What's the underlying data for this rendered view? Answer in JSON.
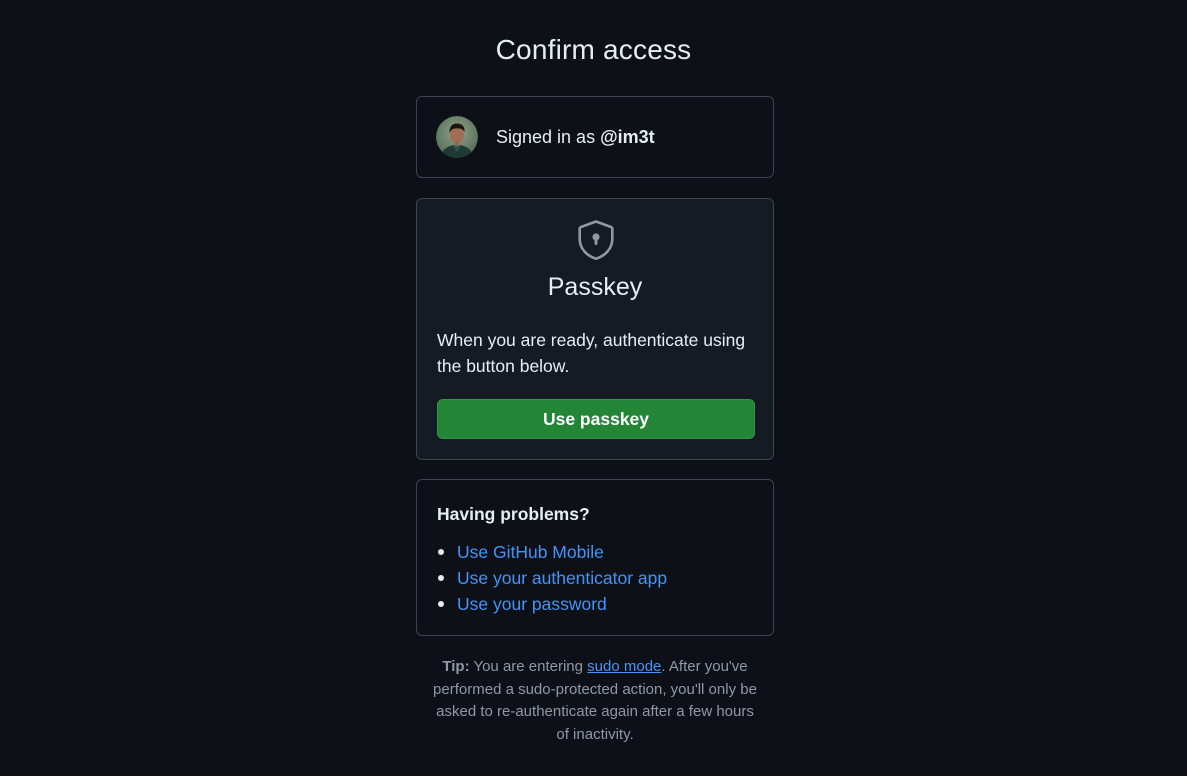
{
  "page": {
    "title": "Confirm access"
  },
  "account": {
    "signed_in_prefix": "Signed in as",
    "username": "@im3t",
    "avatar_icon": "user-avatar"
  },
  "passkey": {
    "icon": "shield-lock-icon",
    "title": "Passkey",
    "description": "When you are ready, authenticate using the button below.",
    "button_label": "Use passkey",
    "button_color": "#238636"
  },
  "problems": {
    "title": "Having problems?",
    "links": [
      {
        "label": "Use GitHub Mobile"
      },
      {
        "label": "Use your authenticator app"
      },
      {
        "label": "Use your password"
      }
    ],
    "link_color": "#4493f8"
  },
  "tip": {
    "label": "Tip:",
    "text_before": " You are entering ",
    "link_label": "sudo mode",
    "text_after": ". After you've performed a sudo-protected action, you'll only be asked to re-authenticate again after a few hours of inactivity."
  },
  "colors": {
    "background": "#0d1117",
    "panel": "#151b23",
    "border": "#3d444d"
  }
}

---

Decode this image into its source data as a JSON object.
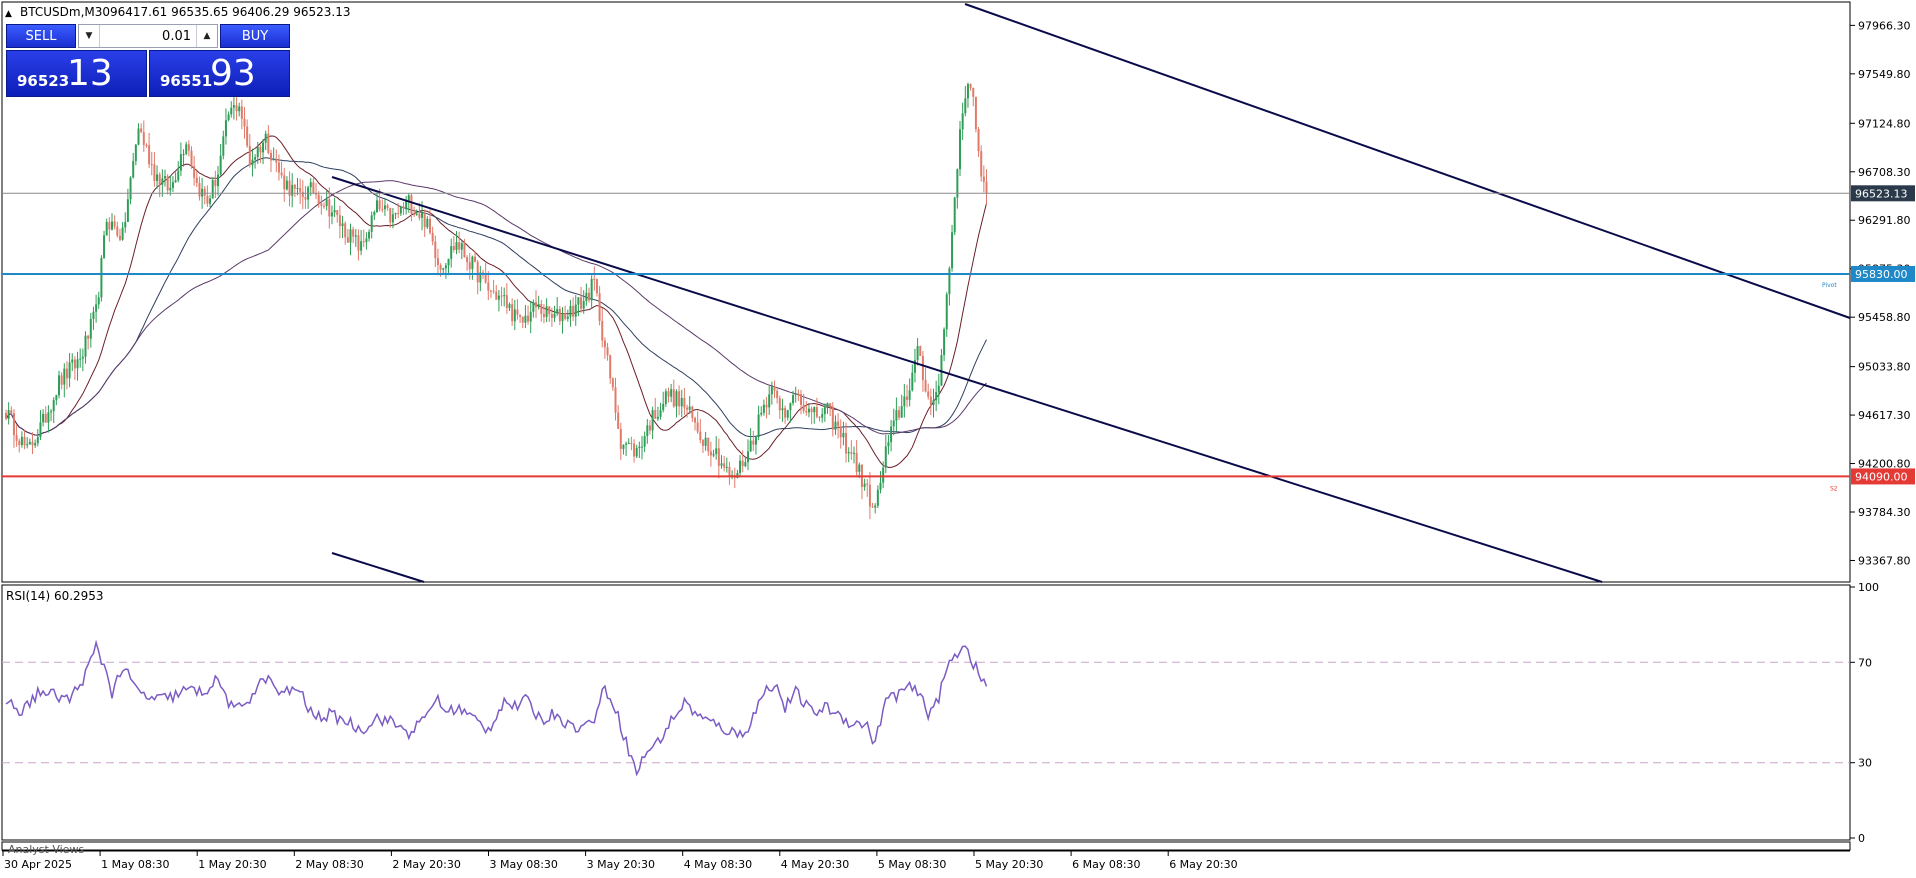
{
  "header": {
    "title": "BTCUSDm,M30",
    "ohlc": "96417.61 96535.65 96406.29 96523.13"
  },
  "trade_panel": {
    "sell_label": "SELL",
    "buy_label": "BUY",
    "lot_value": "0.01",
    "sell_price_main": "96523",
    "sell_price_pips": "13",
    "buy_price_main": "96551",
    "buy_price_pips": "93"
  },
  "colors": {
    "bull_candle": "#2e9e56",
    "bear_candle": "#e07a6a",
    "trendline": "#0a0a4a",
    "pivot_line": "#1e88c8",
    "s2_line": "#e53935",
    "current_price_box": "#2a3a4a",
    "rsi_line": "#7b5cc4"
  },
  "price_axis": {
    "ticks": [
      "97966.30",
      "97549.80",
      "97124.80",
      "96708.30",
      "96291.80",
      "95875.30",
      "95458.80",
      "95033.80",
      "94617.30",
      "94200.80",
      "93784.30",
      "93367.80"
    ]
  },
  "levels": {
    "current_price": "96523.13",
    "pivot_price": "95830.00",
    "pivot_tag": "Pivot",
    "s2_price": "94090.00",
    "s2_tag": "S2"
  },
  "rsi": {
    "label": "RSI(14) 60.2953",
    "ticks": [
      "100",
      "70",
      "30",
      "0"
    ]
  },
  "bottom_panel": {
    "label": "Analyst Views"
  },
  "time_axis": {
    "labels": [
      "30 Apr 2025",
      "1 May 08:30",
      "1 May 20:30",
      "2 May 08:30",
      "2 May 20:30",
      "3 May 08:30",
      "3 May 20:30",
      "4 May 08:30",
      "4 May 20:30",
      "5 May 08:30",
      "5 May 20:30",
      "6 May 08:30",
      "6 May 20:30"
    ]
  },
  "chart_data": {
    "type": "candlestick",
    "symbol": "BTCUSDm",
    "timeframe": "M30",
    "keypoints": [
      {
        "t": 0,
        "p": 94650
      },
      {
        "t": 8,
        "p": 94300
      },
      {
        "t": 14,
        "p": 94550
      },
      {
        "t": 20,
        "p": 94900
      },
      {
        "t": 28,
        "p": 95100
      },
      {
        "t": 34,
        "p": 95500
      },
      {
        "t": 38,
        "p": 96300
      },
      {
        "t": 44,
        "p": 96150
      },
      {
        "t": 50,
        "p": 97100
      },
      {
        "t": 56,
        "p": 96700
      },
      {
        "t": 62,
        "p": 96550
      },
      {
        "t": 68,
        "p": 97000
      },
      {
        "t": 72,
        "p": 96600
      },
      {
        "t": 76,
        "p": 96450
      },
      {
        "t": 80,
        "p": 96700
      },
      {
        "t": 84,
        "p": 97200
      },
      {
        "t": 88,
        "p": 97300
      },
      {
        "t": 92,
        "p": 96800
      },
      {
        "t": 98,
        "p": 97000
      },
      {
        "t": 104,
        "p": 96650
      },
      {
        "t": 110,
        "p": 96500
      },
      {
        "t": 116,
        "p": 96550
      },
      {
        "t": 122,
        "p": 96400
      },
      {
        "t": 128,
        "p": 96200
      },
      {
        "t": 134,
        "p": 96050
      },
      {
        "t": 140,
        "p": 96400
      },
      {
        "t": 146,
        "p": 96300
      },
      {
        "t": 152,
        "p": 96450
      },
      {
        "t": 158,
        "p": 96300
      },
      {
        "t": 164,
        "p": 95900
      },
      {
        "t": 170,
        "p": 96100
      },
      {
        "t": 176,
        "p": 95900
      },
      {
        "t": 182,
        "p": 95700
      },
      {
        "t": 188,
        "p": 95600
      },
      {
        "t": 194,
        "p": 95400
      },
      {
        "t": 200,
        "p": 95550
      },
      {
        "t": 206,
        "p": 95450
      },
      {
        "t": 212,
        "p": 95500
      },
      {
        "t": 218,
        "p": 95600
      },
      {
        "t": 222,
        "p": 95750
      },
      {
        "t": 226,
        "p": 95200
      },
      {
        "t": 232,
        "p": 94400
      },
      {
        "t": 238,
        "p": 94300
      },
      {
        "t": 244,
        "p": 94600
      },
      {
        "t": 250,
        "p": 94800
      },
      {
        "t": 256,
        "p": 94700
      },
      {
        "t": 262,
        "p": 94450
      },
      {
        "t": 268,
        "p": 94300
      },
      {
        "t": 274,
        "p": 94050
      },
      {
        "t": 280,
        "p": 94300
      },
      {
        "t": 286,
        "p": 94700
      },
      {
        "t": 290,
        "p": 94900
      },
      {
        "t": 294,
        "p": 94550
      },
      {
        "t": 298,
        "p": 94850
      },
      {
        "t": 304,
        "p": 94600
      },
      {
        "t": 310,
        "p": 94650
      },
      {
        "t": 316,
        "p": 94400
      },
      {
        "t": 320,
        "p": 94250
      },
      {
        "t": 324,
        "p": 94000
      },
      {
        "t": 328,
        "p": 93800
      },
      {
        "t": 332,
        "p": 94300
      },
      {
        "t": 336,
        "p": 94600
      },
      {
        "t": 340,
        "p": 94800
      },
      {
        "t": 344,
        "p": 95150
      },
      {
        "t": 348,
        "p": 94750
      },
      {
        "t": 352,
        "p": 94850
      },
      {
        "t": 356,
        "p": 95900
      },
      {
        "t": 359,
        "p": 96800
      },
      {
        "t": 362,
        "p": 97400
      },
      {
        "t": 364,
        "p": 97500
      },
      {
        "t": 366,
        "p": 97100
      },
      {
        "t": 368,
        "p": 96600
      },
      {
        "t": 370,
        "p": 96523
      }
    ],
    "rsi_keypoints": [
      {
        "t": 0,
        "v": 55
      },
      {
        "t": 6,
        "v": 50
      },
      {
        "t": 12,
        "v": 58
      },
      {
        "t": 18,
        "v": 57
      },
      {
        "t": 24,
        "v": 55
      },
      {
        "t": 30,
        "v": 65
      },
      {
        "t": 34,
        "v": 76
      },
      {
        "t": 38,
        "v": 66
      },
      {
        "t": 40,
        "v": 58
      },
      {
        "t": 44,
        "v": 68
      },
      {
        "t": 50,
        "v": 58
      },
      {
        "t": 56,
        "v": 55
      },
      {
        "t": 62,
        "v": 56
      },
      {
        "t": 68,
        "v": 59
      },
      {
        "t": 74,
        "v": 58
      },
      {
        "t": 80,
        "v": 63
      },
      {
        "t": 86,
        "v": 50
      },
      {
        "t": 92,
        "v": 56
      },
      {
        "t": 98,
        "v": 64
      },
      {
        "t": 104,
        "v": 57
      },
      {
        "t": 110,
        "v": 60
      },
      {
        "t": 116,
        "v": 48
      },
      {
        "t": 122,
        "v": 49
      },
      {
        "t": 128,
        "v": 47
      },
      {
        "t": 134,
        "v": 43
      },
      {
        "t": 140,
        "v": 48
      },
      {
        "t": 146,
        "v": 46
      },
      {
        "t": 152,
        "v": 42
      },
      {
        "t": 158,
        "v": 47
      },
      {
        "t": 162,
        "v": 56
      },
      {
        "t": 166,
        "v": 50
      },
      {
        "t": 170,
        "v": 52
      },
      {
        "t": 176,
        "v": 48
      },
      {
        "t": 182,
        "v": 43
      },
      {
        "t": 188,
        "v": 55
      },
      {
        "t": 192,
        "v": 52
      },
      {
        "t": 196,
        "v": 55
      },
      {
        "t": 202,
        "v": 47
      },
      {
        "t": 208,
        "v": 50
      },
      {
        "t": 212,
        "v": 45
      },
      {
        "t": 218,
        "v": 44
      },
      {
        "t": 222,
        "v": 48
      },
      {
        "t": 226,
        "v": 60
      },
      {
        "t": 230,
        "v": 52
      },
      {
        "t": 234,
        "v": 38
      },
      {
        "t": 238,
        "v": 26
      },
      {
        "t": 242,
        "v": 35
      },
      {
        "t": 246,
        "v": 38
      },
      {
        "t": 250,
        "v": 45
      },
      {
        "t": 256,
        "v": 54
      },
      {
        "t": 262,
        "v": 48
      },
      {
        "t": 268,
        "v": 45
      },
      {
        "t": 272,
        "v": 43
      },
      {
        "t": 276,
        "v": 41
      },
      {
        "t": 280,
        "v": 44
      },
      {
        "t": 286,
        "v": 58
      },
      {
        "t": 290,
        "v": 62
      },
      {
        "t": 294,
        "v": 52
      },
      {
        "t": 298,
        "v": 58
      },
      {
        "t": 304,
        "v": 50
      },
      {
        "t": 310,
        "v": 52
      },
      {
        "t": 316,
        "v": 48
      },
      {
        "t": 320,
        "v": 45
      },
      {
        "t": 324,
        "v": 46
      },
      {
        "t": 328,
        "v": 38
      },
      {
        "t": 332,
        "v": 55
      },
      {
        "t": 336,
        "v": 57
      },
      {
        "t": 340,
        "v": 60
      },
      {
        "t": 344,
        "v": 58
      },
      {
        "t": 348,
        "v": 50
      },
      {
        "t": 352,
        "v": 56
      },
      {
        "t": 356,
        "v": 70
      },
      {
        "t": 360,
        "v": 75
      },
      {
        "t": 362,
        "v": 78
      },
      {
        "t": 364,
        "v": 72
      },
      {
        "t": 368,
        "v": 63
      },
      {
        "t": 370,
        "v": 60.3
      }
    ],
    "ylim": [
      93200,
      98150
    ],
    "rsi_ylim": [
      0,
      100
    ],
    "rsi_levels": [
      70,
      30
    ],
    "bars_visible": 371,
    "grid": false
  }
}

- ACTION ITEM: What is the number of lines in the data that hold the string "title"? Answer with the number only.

- ANSWER TO THIS TASK: 4